    should have range limited only my memory space and that using a fixed 
    bit-field size is NOT an appropriate implementation of "bignums".

Have you considered the possibility that for even moderately small 
"fixed bit-field" sizes, the range of bignums specified is larger 
than any reasonable amount of virtual memory that your operating 
system will allow you to have (and garbage collect)?

Seriously, I have advocated a minimum size for most-positive-fixnum as
about 2â??24-1, which I think is defensible in terms of hardware to do
"efficient" arithmetic.  Do you feel like proposing (and defending) a 
minimum size for most-positive-bignum?

Two interesing stories (really true!):

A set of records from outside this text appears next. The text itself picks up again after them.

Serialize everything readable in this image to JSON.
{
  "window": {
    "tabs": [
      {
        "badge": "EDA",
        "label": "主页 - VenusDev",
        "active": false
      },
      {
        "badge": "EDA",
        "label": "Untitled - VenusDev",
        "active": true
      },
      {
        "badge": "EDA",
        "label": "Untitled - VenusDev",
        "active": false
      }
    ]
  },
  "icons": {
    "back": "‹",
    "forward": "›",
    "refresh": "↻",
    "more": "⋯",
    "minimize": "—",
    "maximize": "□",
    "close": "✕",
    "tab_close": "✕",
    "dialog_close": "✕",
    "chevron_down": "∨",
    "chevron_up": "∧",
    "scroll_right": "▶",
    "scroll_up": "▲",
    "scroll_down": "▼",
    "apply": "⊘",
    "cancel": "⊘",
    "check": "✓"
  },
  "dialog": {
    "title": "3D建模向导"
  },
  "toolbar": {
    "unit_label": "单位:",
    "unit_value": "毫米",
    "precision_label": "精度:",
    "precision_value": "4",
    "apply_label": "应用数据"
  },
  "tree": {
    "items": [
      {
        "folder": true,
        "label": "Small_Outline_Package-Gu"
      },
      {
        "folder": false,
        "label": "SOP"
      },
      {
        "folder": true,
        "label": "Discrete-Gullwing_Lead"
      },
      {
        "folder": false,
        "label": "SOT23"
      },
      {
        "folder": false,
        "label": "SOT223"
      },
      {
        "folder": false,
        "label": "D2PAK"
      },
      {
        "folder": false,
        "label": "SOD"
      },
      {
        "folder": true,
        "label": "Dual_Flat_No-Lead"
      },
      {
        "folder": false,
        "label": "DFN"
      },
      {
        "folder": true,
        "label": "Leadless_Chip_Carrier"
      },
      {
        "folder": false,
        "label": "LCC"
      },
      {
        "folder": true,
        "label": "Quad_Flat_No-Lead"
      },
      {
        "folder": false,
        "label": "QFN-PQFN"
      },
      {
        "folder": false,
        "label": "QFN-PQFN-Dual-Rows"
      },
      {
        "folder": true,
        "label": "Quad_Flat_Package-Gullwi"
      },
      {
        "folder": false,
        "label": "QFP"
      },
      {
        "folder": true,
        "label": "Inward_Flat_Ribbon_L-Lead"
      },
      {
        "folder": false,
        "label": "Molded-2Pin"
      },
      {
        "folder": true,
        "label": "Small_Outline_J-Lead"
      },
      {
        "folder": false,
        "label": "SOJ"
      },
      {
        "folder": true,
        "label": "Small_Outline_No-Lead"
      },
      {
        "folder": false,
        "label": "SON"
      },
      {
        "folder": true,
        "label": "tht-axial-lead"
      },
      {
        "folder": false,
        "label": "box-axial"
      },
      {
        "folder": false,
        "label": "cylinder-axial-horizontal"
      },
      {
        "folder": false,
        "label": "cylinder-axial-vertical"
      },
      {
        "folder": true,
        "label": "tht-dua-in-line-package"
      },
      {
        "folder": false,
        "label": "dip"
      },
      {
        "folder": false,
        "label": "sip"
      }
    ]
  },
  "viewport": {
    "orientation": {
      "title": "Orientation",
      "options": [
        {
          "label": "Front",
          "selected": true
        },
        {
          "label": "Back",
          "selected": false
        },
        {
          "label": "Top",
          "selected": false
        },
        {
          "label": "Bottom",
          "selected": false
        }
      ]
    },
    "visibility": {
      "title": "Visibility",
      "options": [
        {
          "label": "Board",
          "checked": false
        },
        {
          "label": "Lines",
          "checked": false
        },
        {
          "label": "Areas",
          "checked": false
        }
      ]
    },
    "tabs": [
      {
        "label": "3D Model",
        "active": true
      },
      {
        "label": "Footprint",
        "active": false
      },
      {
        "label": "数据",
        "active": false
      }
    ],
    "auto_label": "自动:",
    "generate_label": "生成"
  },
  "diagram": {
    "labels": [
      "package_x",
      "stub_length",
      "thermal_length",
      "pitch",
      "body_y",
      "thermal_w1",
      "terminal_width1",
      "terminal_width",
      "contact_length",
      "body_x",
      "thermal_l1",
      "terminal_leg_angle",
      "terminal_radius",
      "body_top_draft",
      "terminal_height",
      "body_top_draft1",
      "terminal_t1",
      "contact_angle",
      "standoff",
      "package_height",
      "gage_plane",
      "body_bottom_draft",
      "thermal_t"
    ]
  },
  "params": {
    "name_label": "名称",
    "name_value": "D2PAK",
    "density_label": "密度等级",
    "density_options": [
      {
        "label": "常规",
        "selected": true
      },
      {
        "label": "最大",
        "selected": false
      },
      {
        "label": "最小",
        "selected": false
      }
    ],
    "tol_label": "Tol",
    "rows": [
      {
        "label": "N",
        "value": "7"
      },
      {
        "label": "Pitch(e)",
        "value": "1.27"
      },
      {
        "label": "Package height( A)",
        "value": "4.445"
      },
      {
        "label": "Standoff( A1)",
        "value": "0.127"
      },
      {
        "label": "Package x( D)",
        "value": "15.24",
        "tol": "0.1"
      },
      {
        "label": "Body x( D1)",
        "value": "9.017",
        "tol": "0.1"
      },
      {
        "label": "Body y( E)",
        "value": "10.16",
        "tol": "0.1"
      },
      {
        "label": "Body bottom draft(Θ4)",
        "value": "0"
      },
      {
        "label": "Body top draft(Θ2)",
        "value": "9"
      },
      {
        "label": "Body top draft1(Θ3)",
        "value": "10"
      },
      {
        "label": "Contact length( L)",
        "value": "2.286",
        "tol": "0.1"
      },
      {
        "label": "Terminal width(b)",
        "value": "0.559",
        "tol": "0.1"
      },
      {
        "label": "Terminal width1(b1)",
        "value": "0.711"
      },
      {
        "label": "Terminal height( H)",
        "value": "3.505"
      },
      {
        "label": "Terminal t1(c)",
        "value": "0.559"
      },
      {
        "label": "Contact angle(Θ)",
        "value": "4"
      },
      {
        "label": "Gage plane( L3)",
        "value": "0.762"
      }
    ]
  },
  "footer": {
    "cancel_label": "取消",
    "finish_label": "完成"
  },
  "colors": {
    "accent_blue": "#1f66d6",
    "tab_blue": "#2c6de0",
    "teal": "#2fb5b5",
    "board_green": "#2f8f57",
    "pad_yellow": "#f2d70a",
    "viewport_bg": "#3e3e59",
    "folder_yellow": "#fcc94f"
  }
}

 (1) During the days that Bill Gosper was computing larger and larger 
     decimal expansions of pi, he happened upon a huge bignum on the 3600 
     that caused it to "die of constipation".  It seems that sufficient
     space had been allocated for it, but at the time of a GC flip, there
     wasn't sufficient space to copy it.  [This was about 1984 I think.]

 (2) A similar thing actually happened to me later, on a 3600.  Suspecting
     that I knew about a "bit-field size", I was intending to compute 
     log2(most-positive-bignum); but unfortunately a typo put in some extra
     shifting steps, so that I actually computed something close to 
     most-positive-bignum.  As in RWG's case, I finally got caught by the 
     GC-flip, and fell into some sort of debugger loop.  I intercepted it 
     a couple days later in a state of catatonia -- apparently it was trying
     to print out the arguments in the frame that had caused the death, and 
     printing most-positive-bignum in base 10 appeared to be taking some time
     . . . 

-- JonL --